- Opening Delimiter -

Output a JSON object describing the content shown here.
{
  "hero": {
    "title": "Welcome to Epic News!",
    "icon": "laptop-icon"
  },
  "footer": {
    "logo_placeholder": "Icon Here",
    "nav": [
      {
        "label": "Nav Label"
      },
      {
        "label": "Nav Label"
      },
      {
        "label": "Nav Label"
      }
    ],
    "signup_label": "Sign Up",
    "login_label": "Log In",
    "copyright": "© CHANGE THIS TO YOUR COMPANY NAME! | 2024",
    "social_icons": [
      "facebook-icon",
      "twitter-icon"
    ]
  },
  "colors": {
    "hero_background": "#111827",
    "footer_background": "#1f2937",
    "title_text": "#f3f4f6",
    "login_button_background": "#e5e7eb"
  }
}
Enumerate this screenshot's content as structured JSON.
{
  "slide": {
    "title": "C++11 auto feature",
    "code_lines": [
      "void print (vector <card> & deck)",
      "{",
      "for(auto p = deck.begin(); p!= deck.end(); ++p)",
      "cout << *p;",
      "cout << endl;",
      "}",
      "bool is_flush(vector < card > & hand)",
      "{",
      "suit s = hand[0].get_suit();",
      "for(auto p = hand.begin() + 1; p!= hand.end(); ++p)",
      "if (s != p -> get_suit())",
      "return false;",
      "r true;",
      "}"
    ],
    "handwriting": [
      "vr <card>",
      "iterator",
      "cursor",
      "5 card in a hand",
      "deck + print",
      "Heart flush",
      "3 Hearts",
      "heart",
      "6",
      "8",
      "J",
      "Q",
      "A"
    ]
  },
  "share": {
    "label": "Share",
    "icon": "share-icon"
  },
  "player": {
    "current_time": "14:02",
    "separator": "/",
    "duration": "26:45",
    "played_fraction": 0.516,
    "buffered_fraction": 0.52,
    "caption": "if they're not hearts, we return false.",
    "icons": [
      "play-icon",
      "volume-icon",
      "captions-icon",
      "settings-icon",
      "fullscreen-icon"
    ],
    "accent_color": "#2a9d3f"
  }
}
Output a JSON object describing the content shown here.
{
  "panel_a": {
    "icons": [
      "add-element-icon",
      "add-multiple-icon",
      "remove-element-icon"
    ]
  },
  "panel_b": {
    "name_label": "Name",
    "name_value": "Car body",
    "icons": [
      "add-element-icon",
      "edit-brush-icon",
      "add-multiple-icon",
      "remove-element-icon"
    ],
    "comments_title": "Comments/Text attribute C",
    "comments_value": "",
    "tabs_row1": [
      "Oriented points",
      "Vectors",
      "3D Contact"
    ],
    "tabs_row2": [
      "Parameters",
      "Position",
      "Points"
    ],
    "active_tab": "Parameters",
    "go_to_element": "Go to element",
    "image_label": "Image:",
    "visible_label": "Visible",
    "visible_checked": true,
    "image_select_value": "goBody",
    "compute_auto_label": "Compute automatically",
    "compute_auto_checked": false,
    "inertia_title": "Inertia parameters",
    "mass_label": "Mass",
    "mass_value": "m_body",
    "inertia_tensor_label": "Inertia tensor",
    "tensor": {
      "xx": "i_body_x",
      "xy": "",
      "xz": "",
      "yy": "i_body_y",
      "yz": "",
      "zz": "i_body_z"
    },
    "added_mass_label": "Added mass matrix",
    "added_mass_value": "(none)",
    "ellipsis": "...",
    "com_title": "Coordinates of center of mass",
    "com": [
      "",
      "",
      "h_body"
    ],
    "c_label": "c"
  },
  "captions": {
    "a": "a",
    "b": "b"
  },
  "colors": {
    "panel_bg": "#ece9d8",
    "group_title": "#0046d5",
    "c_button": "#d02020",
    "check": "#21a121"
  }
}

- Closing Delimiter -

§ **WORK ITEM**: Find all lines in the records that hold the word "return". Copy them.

§ **SOLUTION FOR THIS EXERCISE**:
      "return false;",
    "caption": "if they're not hearts, we return false.",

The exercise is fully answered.